EXERCISE:
When a line below holds the string "text", show that line.

◇ ◇ ◇

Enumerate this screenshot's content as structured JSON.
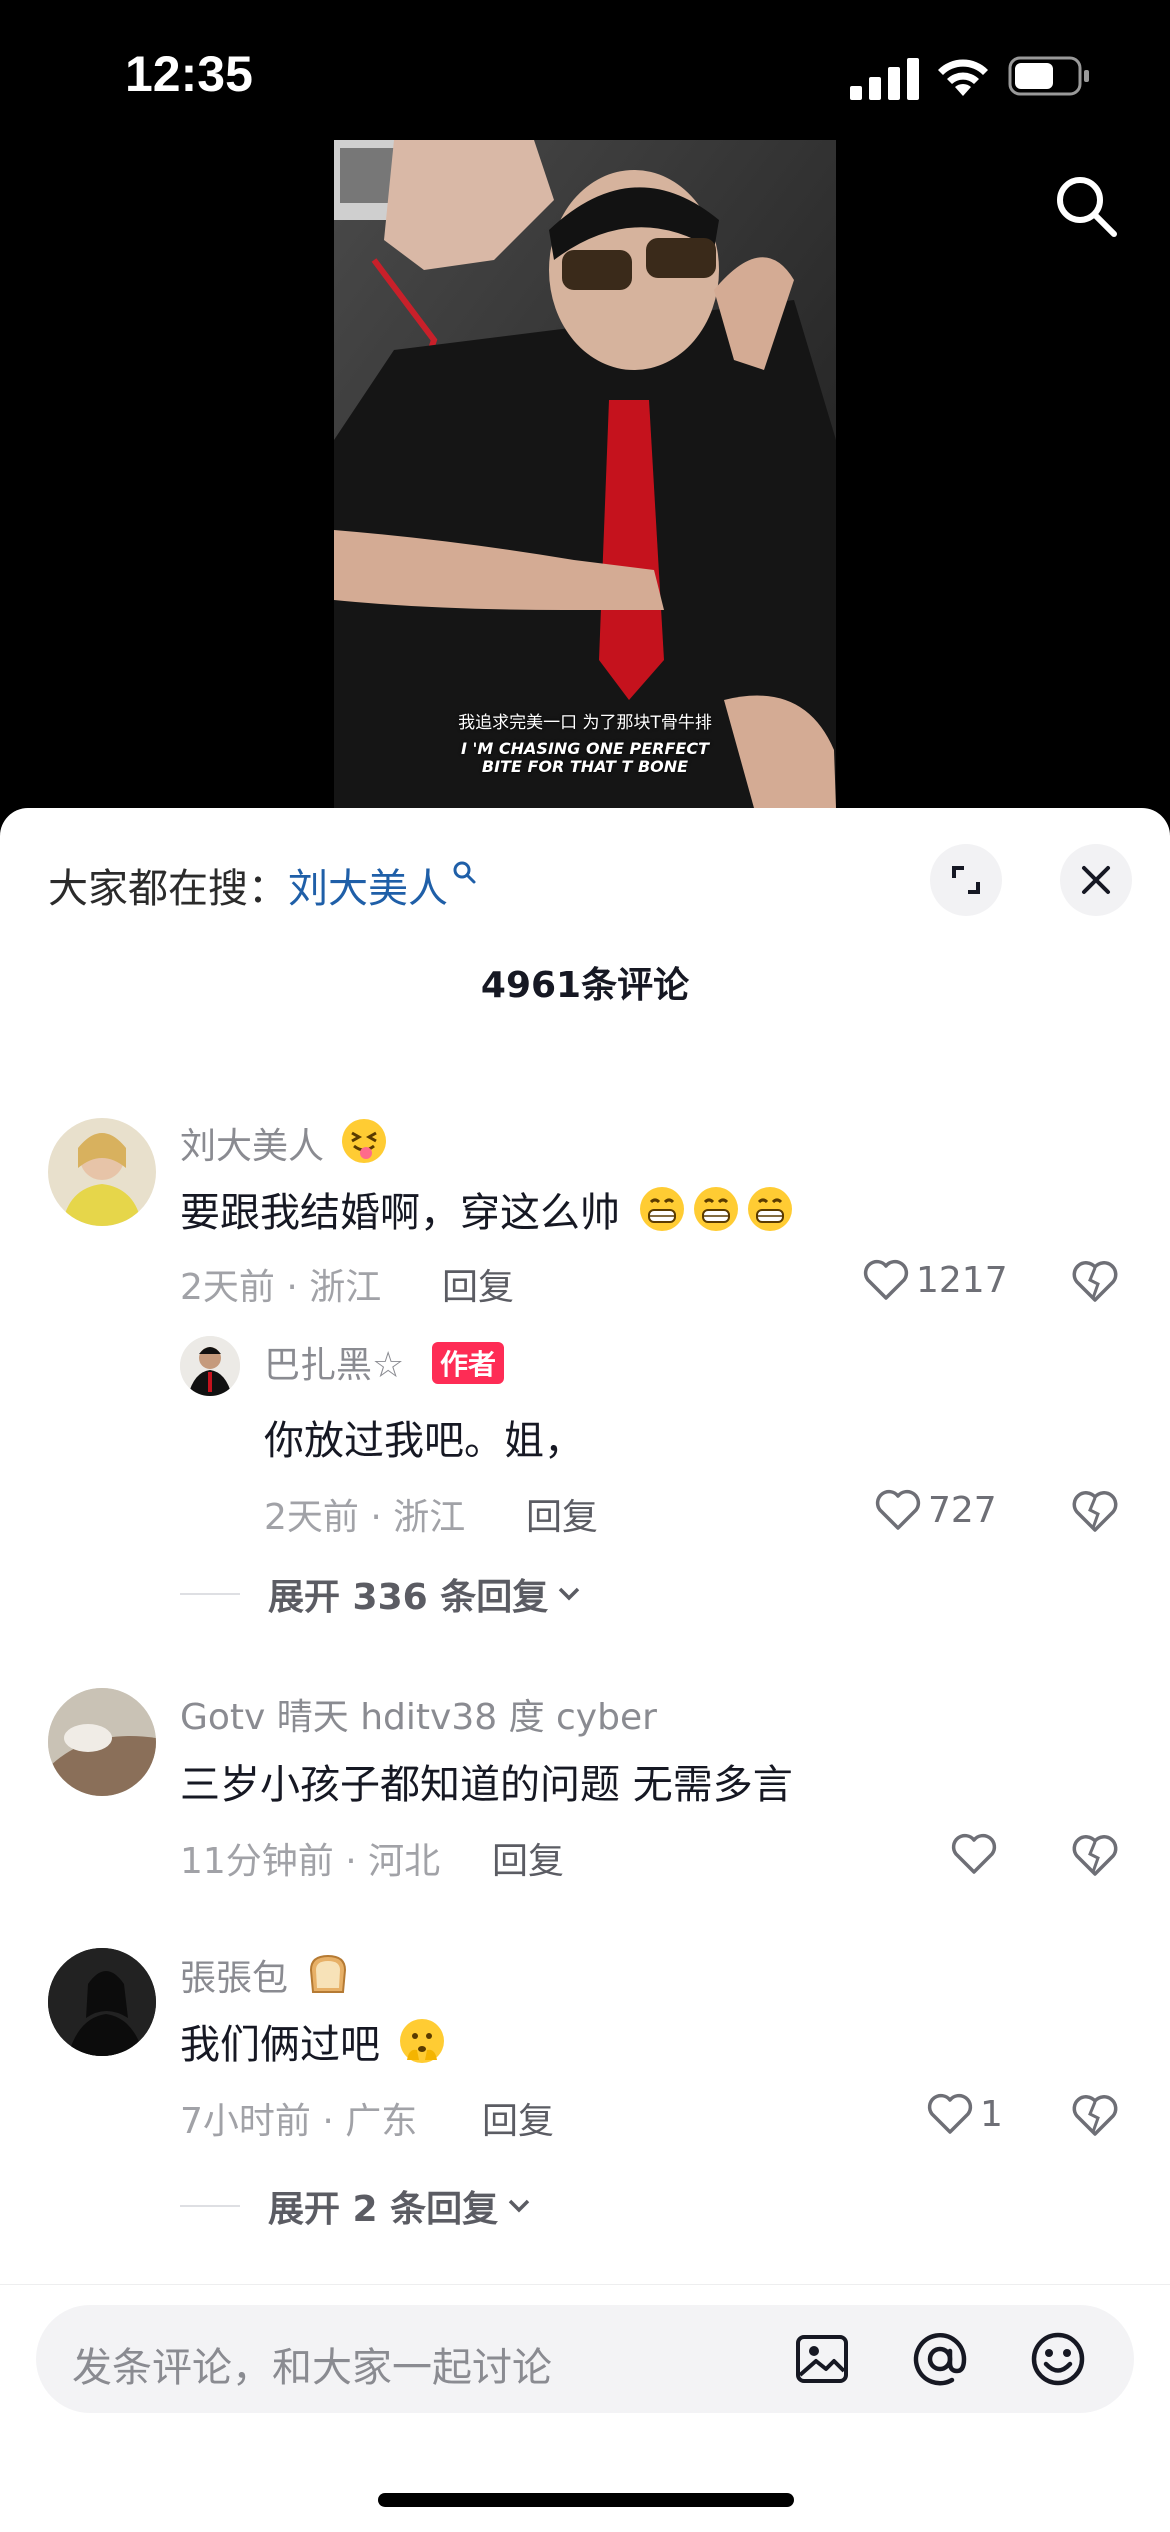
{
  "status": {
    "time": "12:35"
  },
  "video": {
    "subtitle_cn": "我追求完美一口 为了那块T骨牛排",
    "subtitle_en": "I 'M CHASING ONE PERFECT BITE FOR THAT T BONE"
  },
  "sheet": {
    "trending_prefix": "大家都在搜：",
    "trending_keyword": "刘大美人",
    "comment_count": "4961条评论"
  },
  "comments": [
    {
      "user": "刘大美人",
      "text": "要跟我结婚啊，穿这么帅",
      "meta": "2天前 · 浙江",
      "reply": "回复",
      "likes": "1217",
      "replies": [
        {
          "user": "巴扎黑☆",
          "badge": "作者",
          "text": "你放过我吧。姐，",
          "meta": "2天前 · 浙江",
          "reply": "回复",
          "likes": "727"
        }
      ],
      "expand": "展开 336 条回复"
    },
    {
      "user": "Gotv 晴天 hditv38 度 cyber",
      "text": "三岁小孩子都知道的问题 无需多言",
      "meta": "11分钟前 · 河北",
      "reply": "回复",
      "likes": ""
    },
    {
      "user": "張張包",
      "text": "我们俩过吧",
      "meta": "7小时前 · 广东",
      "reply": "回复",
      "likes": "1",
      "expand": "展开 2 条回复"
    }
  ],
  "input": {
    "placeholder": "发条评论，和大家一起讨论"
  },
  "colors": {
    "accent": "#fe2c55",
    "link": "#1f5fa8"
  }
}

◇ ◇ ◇

ANSWER TO THIS PROBLEM:
      "text": "要跟我结婚啊，穿这么帅",
          "text": "你放过我吧。姐，",
      "text": "三岁小孩子都知道的问题 无需多言",
      "text": "我们俩过吧",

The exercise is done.